WORK REQUEST:
Please print every record below exactly as it appears.

(Component data from apps and pages)

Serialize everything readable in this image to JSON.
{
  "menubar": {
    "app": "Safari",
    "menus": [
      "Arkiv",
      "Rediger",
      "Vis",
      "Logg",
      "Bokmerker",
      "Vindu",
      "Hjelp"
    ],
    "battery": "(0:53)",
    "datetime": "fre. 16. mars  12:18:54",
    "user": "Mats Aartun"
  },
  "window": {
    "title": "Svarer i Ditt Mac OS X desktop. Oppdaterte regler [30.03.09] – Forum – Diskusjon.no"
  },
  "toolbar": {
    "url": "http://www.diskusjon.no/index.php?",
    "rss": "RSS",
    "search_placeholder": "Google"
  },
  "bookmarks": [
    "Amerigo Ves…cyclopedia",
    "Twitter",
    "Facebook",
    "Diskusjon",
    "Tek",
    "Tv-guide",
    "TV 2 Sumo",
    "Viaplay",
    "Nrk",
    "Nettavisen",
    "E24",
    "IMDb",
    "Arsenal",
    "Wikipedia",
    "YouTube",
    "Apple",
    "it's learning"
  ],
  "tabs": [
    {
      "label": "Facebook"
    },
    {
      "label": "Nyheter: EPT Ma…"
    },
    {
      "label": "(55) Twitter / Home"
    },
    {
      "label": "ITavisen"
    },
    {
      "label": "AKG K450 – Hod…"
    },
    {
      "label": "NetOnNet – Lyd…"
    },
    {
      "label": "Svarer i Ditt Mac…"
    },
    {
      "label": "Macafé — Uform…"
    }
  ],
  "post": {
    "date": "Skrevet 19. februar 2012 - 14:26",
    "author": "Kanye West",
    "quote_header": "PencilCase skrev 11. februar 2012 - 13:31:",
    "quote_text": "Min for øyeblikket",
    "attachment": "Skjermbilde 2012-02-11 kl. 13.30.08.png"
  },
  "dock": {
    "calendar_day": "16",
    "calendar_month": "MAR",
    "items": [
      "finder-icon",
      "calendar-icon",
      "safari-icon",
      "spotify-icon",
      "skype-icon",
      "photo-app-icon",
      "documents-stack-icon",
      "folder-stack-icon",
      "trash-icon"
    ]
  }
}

SOLUTION TO THIS PROBLEM:
Serialize everything readable in this image to JSON.
{
  "menubar": {
    "app": "Safari",
    "menus": [
      "Arkiv",
      "Rediger",
      "Vis",
      "Logg",
      "Bokmerker",
      "Vindu",
      "Hjelp"
    ],
    "battery": "(0:53)",
    "datetime": "fre. 16. mars  12:18:54",
    "user": "Mats Aartun"
  },
  "window": {
    "title": "Svarer i Ditt Mac OS X desktop. Oppdaterte regler [30.03.09] – Forum – Diskusjon.no"
  },
  "toolbar": {
    "url": "http://www.diskusjon.no/index.php?",
    "rss": "RSS",
    "search_placeholder": "Google"
  },
  "bookmarks": [
    "Amerigo Ves…cyclopedia",
    "Twitter",
    "Facebook",
    "Diskusjon",
    "Tek",
    "Tv-guide",
    "TV 2 Sumo",
    "Viaplay",
    "Nrk",
    "Nettavisen",
    "E24",
    "IMDb",
    "Arsenal",
    "Wikipedia",
    "YouTube",
    "Apple",
    "it's learning"
  ],
  "tabs": [
    {
      "label": "Facebook"
    },
    {
      "label": "Nyheter: EPT Ma…"
    },
    {
      "label": "(55) Twitter / Home"
    },
    {
      "label": "ITavisen"
    },
    {
      "label": "AKG K450 – Hod…"
    },
    {
      "label": "NetOnNet – Lyd…"
    },
    {
      "label": "Svarer i Ditt Mac…"
    },
    {
      "label": "Macafé — Uform…"
    }
  ],
  "post": {
    "date": "Skrevet 19. februar 2012 - 14:26",
    "author": "Kanye West",
    "quote_header": "PencilCase skrev 11. februar 2012 - 13:31:",
    "quote_text": "Min for øyeblikket",
    "attachment": "Skjermbilde 2012-02-11 kl. 13.30.08.png"
  },
  "dock": {
    "calendar_day": "16",
    "calendar_month": "MAR",
    "items": [
      "finder-icon",
      "calendar-icon",
      "safari-icon",
      "spotify-icon",
      "skype-icon",
      "photo-app-icon",
      "documents-stack-icon",
      "folder-stack-icon",
      "trash-icon"
    ]
  }
}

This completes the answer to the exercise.